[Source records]
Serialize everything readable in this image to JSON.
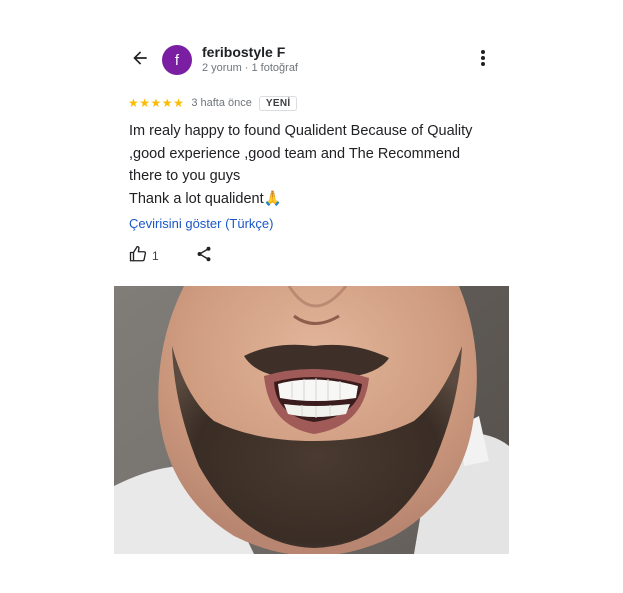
{
  "reviewer": {
    "avatar_letter": "f",
    "name": "feribostyle F",
    "meta": "2 yorum · 1 fotoğraf",
    "avatar_color": "#7b1fa2"
  },
  "icons": {
    "back": "arrow-back-icon",
    "more": "more-vert-icon",
    "like": "thumb-up-icon",
    "share": "share-icon",
    "star": "star-icon"
  },
  "review": {
    "rating": 5,
    "star_glyph": "★",
    "star_color": "#fbbc04",
    "time_ago": "3 hafta önce",
    "badge": "YENİ",
    "text_lines": [
      "Im realy happy to found Qualident Because of Quality",
      ",good experience ,good team and The Recommend",
      "there to you guys",
      "Thank a lot qualident🙏"
    ],
    "translate_link": "Çevirisini göster (Türkçe)",
    "like_count": "1"
  },
  "photo": {
    "description_name": "review-photo"
  }
}
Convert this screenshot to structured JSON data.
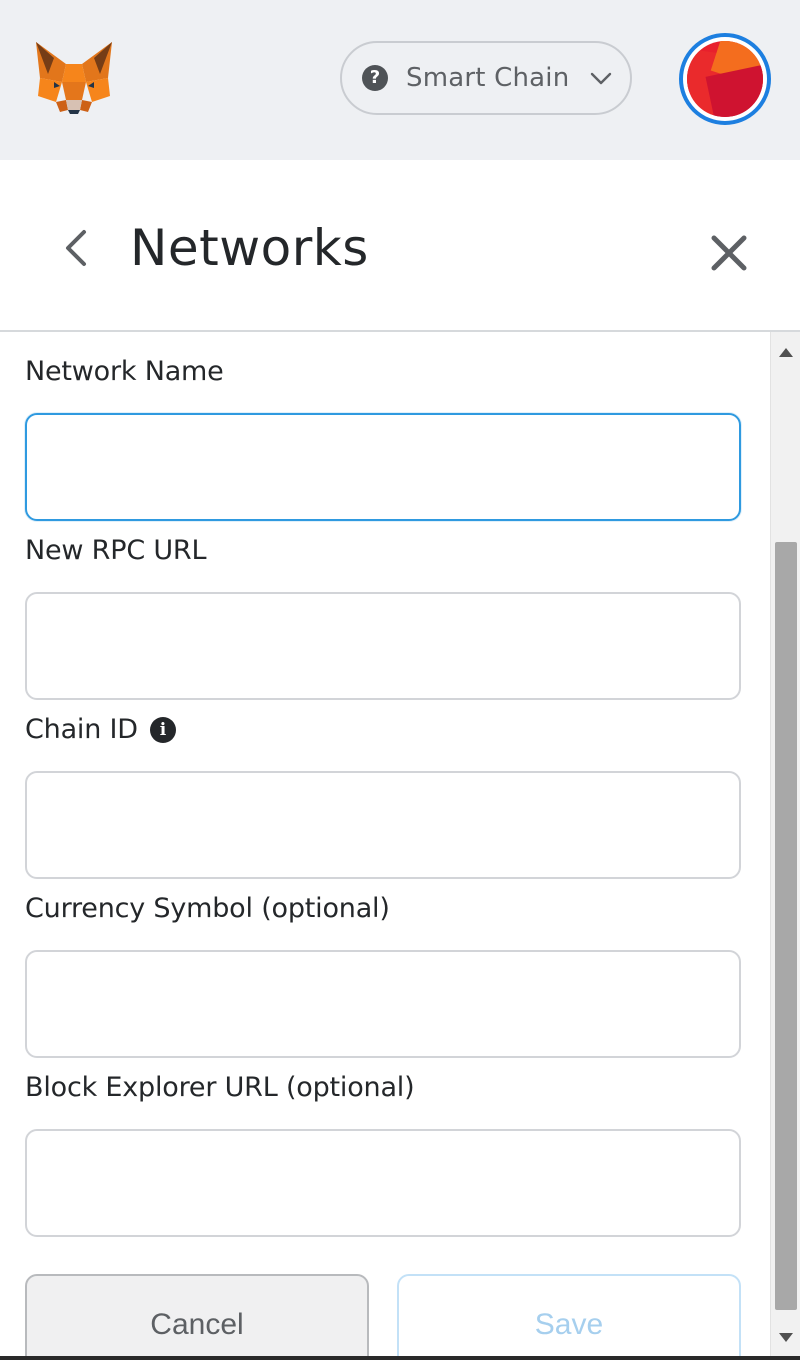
{
  "header": {
    "logo_icon": "metamask-fox-icon",
    "network": {
      "label": "Smart Chain",
      "status_icon": "question-circle-icon",
      "status_glyph": "?",
      "dropdown_icon": "chevron-down-icon"
    },
    "account_avatar": {
      "icon": "jazzicon-avatar",
      "ring_color": "#1d7fe0"
    }
  },
  "page": {
    "title": "Networks",
    "back_icon": "chevron-left-icon",
    "close_icon": "close-icon"
  },
  "form": {
    "fields": [
      {
        "label": "Network Name",
        "value": "",
        "focused": true
      },
      {
        "label": "New RPC URL",
        "value": ""
      },
      {
        "label": "Chain ID",
        "value": "",
        "info_icon": "info-circle-icon",
        "info_glyph": "i"
      },
      {
        "label": "Currency Symbol (optional)",
        "value": ""
      },
      {
        "label": "Block Explorer URL (optional)",
        "value": ""
      }
    ],
    "buttons": {
      "cancel_label": "Cancel",
      "save_label": "Save"
    }
  },
  "colors": {
    "header_bg": "#eef0f3",
    "focus_border": "#2f9ae0",
    "save_text_disabled": "#a6cfee",
    "fox_orange": "#f6851b"
  }
}
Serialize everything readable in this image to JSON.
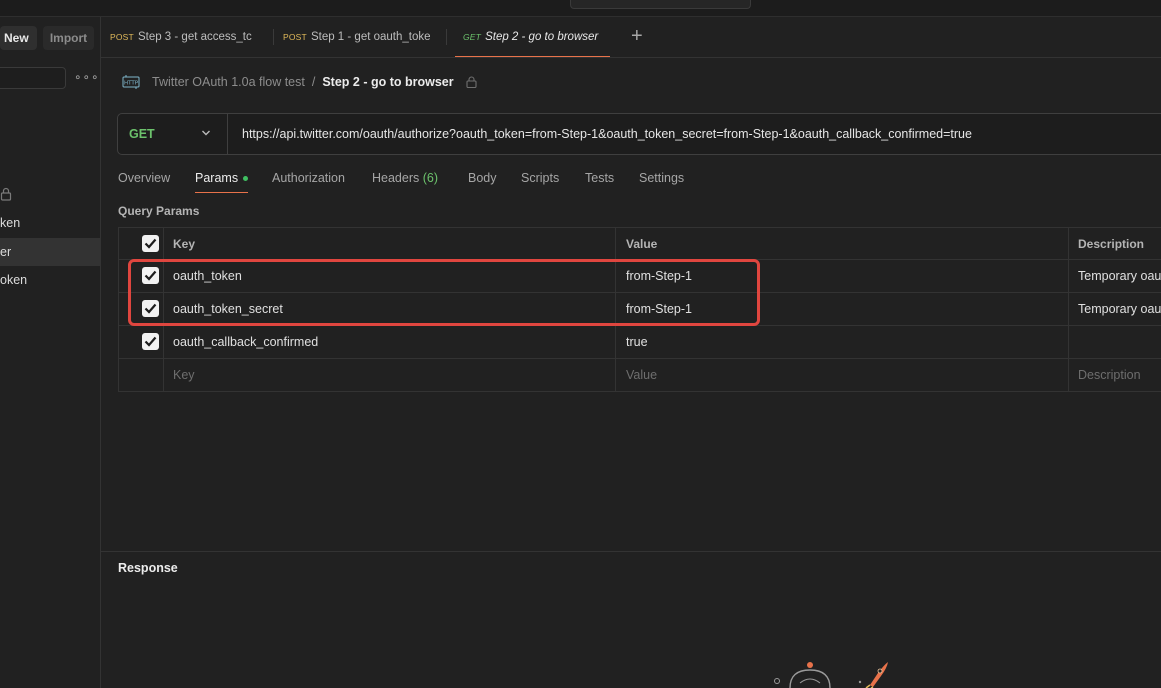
{
  "sidebar": {
    "new_label": "New",
    "import_label": "Import",
    "items": [
      {
        "label": "ken",
        "active": false
      },
      {
        "label": "er",
        "active": true
      },
      {
        "label": "oken",
        "active": false
      }
    ]
  },
  "tabs": [
    {
      "method": "POST",
      "label": "Step 3 - get access_tc",
      "unsaved": true
    },
    {
      "method": "POST",
      "label": "Step 1 - get oauth_toke",
      "unsaved": false
    },
    {
      "method": "GET",
      "label": "Step 2 - go to browser",
      "active": true
    }
  ],
  "breadcrumb": {
    "collection": "Twitter OAuth 1.0a flow test",
    "separator": "/",
    "request": "Step 2 - go to browser"
  },
  "request": {
    "method": "GET",
    "url": "https://api.twitter.com/oauth/authorize?oauth_token=from-Step-1&oauth_token_secret=from-Step-1&oauth_callback_confirmed=true"
  },
  "subtabs": {
    "overview": "Overview",
    "params": "Params",
    "authorization": "Authorization",
    "headers": "Headers",
    "headers_count": "(6)",
    "body": "Body",
    "scripts": "Scripts",
    "tests": "Tests",
    "settings": "Settings"
  },
  "query_params": {
    "title": "Query Params",
    "headers": {
      "key": "Key",
      "value": "Value",
      "description": "Description"
    },
    "rows": [
      {
        "key": "oauth_token",
        "value": "from-Step-1",
        "description": "Temporary oau",
        "checked": true
      },
      {
        "key": "oauth_token_secret",
        "value": "from-Step-1",
        "description": "Temporary oau",
        "checked": true
      },
      {
        "key": "oauth_callback_confirmed",
        "value": "true",
        "description": "",
        "checked": true
      }
    ],
    "placeholders": {
      "key": "Key",
      "value": "Value",
      "description": "Description"
    }
  },
  "response": {
    "title": "Response"
  },
  "colors": {
    "accent": "#e8724a",
    "get": "#6cc26c",
    "post": "#e0b95a",
    "highlight": "#e0463f"
  }
}
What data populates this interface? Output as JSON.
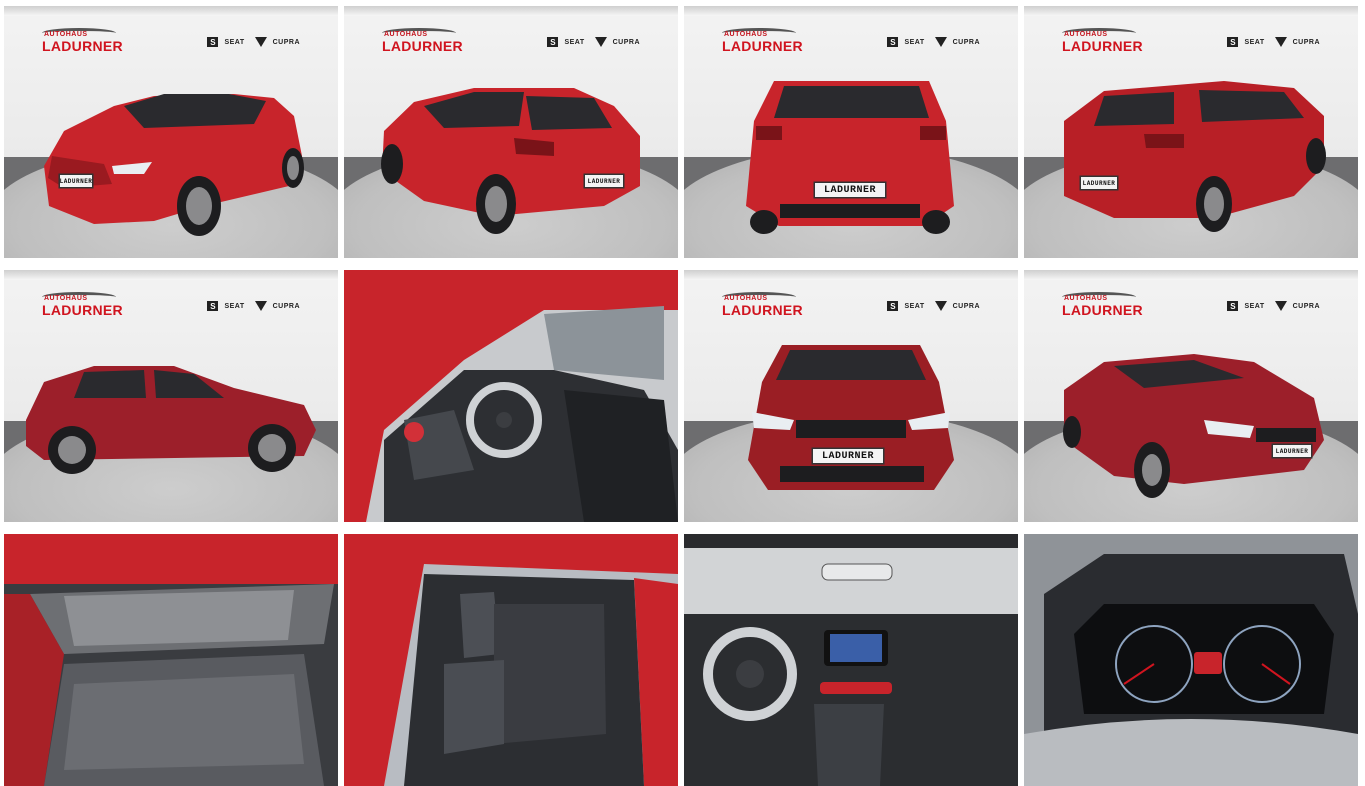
{
  "gallery": {
    "dealer": {
      "small": "AUTOHAUS",
      "big": "LADURNER"
    },
    "brands": {
      "seat_mark": "S",
      "seat": "SEAT",
      "cupra": "CUPRA"
    },
    "plate_text": "LADURNER",
    "photos": [
      {
        "view": "front-left"
      },
      {
        "view": "rear-left"
      },
      {
        "view": "rear"
      },
      {
        "view": "rear-right"
      },
      {
        "view": "side"
      },
      {
        "view": "interior-driver-door"
      },
      {
        "view": "front"
      },
      {
        "view": "front-right"
      },
      {
        "view": "trunk"
      },
      {
        "view": "rear-seats"
      },
      {
        "view": "dashboard"
      },
      {
        "view": "instrument-cluster"
      }
    ]
  },
  "colors": {
    "car_red": "#c8242b",
    "logo_red": "#d0141f",
    "floor": "#6d6d6f"
  }
}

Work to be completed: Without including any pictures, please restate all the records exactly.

Answer space:
Serialize everything readable in this image to JSON.
{
  "reviewer": {
    "avatar_letter": "f",
    "name": "feribostyle F",
    "meta": "2 yorum · 1 fotoğraf",
    "avatar_color": "#7b1fa2"
  },
  "icons": {
    "back": "arrow-back-icon",
    "more": "more-vert-icon",
    "like": "thumb-up-icon",
    "share": "share-icon",
    "star": "star-icon"
  },
  "review": {
    "rating": 5,
    "star_glyph": "★",
    "star_color": "#fbbc04",
    "time_ago": "3 hafta önce",
    "badge": "YENİ",
    "text_lines": [
      "Im realy happy to found Qualident Because of Quality",
      ",good experience ,good team and The Recommend",
      "there to you guys",
      "Thank a lot qualident🙏"
    ],
    "translate_link": "Çevirisini göster (Türkçe)",
    "like_count": "1"
  },
  "photo": {
    "description_name": "review-photo"
  }
}
Convert this screenshot to structured JSON data.
{
  "header": {
    "logo_icon": "metamask-fox-icon",
    "network": {
      "label": "Smart Chain",
      "status_icon": "question-circle-icon",
      "status_glyph": "?",
      "dropdown_icon": "chevron-down-icon"
    },
    "account_avatar": {
      "icon": "jazzicon-avatar",
      "ring_color": "#1d7fe0"
    }
  },
  "page": {
    "title": "Networks",
    "back_icon": "chevron-left-icon",
    "close_icon": "close-icon"
  },
  "form": {
    "fields": [
      {
        "label": "Network Name",
        "value": "",
        "focused": true
      },
      {
        "label": "New RPC URL",
        "value": ""
      },
      {
        "label": "Chain ID",
        "value": "",
        "info_icon": "info-circle-icon",
        "info_glyph": "i"
      },
      {
        "label": "Currency Symbol (optional)",
        "value": ""
      },
      {
        "label": "Block Explorer URL (optional)",
        "value": ""
      }
    ],
    "buttons": {
      "cancel_label": "Cancel",
      "save_label": "Save"
    }
  },
  "colors": {
    "header_bg": "#eef0f3",
    "focus_border": "#2f9ae0",
    "save_text_disabled": "#a6cfee",
    "fox_orange": "#f6851b"
  }
}
Serialize everything readable in this image to JSON.
{
  "sidebar": {
    "new_label": "New",
    "import_label": "Import",
    "items": [
      {
        "label": "ken",
        "active": false
      },
      {
        "label": "er",
        "active": true
      },
      {
        "label": "oken",
        "active": false
      }
    ]
  },
  "tabs": [
    {
      "method": "POST",
      "label": "Step 3 - get access_tc",
      "unsaved": true
    },
    {
      "method": "POST",
      "label": "Step 1 - get oauth_toke",
      "unsaved": false
    },
    {
      "method": "GET",
      "label": "Step 2 - go to browser",
      "active": true
    }
  ],
  "breadcrumb": {
    "collection": "Twitter OAuth 1.0a flow test",
    "separator": "/",
    "request": "Step 2 - go to browser"
  },
  "request": {
    "method": "GET",
    "url": "https://api.twitter.com/oauth/authorize?oauth_token=from-Step-1&oauth_token_secret=from-Step-1&oauth_callback_confirmed=true"
  },
  "subtabs": {
    "overview": "Overview",
    "params": "Params",
    "authorization": "Authorization",
    "headers": "Headers",
    "headers_count": "(6)",
    "body": "Body",
    "scripts": "Scripts",
    "tests": "Tests",
    "settings": "Settings"
  },
  "query_params": {
    "title": "Query Params",
    "headers": {
      "key": "Key",
      "value": "Value",
      "description": "Description"
    },
    "rows": [
      {
        "key": "oauth_token",
        "value": "from-Step-1",
        "description": "Temporary oau",
        "checked": true
      },
      {
        "key": "oauth_token_secret",
        "value": "from-Step-1",
        "description": "Temporary oau",
        "checked": true
      },
      {
        "key": "oauth_callback_confirmed",
        "value": "true",
        "description": "",
        "checked": true
      }
    ],
    "placeholders": {
      "key": "Key",
      "value": "Value",
      "description": "Description"
    }
  },
  "response": {
    "title": "Response"
  },
  "colors": {
    "accent": "#e8724a",
    "get": "#6cc26c",
    "post": "#e0b95a",
    "highlight": "#e0463f"
  }
}
What data populates this interface? Output as JSON.
{
  "gallery": {
    "dealer": {
      "small": "AUTOHAUS",
      "big": "LADURNER"
    },
    "brands": {
      "seat_mark": "S",
      "seat": "SEAT",
      "cupra": "CUPRA"
    },
    "plate_text": "LADURNER",
    "photos": [
      {
        "view": "front-left"
      },
      {
        "view": "rear-left"
      },
      {
        "view": "rear"
      },
      {
        "view": "rear-right"
      },
      {
        "view": "side"
      },
      {
        "view": "interior-driver-door"
      },
      {
        "view": "front"
      },
      {
        "view": "front-right"
      },
      {
        "view": "trunk"
      },
      {
        "view": "rear-seats"
      },
      {
        "view": "dashboard"
      },
      {
        "view": "instrument-cluster"
      }
    ]
  },
  "colors": {
    "car_red": "#c8242b",
    "logo_red": "#d0141f",
    "floor": "#6d6d6f"
  }
}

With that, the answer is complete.